- Many government agencies started this process by merging datacenters. A few years ago it was not unusual for agencies to support dozens of different facilities to house their servers, storage systems, network gateways and more. Today, some organizations, like the U.S. Postal Service, have consolidated all the way down to just two data centers. One trend we see is that there will be fewer dedicated data centers, while the remaining facilities will be quite large, serving multiple customers.
Second is the consolidation of components that are able to handle multiple IT duties within a single, optimized computing package. This can include the following:
- Infrastructure Solutions which integrated servers (CPU & Memory),
- Virtualized servers (via hypervisors), or multiple storage systems blended into logical units with a single interface.
- The replacement of different networks with a unified IP infrastructure, allowing government organizations to work together using rich voice, video and data collaboration tools.
- The general idea is to turn various datacenter and network components into an appliance form factor that can be centrally managed.
Government agencies are working to enhance how they leverage the IoT. City governments are integrating new data sets that are generated by everything from networked parking meters to smart traffic lights. In turn, this has sparked a need for new applications – both to control the devices themselves and understand and leverage long-term usage patterns and trends. As government IT managers work to support more mobile users and to interface with more remote devices, the IoT itself eventually becomes the driving force for additional IT consumption.

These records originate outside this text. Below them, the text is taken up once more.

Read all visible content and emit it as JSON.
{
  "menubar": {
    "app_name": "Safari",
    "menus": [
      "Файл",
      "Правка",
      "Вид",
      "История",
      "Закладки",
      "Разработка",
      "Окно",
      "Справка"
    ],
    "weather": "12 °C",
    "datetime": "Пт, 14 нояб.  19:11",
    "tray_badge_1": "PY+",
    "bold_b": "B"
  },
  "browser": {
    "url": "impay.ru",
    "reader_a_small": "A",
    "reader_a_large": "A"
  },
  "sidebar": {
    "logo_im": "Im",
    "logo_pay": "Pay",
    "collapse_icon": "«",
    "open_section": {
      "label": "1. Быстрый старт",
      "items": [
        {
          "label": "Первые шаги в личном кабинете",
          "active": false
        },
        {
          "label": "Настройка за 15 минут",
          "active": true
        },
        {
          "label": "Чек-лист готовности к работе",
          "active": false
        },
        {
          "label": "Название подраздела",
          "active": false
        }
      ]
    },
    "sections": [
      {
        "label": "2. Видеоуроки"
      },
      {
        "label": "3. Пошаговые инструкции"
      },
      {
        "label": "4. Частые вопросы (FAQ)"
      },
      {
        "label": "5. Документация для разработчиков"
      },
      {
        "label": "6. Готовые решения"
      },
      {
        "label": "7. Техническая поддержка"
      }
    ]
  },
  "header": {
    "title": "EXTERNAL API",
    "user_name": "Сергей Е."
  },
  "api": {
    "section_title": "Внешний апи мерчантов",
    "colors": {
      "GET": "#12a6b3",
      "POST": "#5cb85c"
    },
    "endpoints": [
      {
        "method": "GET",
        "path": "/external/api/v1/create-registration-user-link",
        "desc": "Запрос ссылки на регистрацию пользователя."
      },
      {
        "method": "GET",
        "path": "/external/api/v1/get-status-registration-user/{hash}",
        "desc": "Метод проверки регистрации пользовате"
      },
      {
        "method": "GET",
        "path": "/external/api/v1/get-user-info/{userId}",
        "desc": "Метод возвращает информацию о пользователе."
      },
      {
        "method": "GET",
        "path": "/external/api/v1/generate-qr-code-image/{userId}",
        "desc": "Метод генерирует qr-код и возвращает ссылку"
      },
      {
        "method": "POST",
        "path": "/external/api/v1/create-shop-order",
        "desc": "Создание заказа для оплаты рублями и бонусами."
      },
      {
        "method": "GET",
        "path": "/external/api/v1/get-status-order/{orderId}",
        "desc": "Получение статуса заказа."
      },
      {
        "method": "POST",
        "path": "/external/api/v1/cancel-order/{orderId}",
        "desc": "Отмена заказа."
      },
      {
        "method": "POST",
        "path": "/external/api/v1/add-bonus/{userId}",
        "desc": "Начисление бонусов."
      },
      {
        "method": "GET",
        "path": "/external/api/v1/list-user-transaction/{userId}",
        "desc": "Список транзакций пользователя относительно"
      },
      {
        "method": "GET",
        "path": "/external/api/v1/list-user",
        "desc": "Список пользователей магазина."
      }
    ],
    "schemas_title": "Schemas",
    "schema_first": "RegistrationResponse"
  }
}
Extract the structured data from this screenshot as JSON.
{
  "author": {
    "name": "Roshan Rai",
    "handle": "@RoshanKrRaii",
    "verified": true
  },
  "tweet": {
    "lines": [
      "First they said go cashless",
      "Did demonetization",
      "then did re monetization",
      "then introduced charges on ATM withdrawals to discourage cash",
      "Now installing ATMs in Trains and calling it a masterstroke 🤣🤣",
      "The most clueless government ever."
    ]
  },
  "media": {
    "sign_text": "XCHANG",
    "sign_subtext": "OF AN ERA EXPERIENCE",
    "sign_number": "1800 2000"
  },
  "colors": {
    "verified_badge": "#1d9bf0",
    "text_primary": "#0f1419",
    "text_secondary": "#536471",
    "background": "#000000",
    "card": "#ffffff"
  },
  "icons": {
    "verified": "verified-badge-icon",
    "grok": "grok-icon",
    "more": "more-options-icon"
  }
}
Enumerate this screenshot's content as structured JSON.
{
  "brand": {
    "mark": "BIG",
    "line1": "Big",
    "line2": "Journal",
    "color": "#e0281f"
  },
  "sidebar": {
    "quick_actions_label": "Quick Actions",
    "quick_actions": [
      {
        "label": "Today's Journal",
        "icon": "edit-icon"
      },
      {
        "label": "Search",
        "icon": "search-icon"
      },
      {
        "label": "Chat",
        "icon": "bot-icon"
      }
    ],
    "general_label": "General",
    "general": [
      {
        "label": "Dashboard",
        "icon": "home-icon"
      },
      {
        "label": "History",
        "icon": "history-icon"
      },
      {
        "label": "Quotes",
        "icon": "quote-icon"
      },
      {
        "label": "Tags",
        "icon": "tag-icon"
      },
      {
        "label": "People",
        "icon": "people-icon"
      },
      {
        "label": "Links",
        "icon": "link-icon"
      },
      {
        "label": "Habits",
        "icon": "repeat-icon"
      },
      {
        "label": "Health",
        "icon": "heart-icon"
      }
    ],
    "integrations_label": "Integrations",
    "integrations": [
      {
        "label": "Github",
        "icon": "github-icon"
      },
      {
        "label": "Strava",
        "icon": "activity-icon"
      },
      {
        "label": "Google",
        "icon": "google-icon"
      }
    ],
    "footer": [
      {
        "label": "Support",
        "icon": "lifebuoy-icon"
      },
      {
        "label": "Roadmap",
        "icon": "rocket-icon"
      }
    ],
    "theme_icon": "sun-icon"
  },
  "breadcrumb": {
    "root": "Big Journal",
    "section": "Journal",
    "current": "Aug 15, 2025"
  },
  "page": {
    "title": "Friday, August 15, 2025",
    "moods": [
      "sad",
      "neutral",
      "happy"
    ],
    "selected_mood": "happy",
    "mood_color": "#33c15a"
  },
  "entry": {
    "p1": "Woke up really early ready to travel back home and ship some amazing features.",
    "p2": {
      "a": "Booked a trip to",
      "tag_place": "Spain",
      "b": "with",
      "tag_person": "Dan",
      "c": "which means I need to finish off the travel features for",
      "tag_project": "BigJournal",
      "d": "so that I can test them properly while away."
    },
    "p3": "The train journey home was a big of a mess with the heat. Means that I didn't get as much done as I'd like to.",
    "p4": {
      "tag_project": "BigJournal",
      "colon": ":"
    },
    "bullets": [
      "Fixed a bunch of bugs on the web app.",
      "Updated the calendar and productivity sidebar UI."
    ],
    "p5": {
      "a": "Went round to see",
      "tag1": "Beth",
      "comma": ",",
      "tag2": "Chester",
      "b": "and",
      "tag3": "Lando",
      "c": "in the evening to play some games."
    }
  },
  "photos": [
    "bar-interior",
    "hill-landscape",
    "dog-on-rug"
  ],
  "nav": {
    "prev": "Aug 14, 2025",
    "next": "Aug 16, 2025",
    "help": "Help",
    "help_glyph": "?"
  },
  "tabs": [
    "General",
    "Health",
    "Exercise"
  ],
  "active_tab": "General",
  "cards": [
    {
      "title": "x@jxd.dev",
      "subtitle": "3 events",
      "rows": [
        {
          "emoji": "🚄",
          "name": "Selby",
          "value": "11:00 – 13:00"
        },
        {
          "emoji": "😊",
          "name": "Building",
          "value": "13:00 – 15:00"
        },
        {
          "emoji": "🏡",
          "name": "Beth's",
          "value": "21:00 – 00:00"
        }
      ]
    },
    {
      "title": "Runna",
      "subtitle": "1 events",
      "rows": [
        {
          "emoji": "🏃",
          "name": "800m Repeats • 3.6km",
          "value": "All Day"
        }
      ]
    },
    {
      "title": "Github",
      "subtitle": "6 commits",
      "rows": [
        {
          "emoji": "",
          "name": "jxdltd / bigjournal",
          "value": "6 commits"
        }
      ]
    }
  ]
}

There also is a human aspect to IoT. On one hand, these technologies hold great potential to improve citizen services and government reaction time when such involvement is needed. But on the other hand, these technologies could create a need for employee retraining — for example, to know how to use the new data coming in and the new applications that interpret this data. In some cases, workers may need to be redeployed to other job functions or other departments. This has two causes:
- The “Internet of Everything” (IoE) powered by IoT is automating many things that used to require people that now can be accomplished by machine-to-machine communication.
- Business-process changes will be sparked by this wave of new information and how governments choose to address it.
While this change is disruptive, it can also have a positive impact. In some cases, agencies may be able to redeploy personnel to more important mission tasks. For example, if fleets of government automobiles can accurately report on the maintenance they need, mechanics can spend less time inspecting the cars and more time doing the most important maintenance.
What’s Required to Converge
Agencies can prepare for the IOT by consulting with their architecture staffs and making sure they have a robust infrastructure in place to support IoT. Keep in mind that new parts of the IoT may extend your network presence beyond what’s in place today. This is a good thing, because it will also help support more mobile workers and device connections. However, it also means you will need to have the proper tools in place for device visibility and system security.
During a transition, establishing solid policies up front is extremely important. Also, since funding needs to come from individual sub-agencies or line-of-business managers, these stakeholders need to be on board with the transition. Assuring them that they will gain enterprise-wide (or even city-wide) wired and wireless access to a secure infrastructure that will support sensors and other devices can help them understand the advantages.
The end goal is to improve outcomes for both employees and citizens. Fully managed IT services, enhanced with application-aware networking, can help make this transition a smooth one, with optimal long-term results, in some cases, reducing the amount spent on less-robust legacy applications that have fewer capabilities.
Shawn P. McCarthy is an IDC Government Insights research director.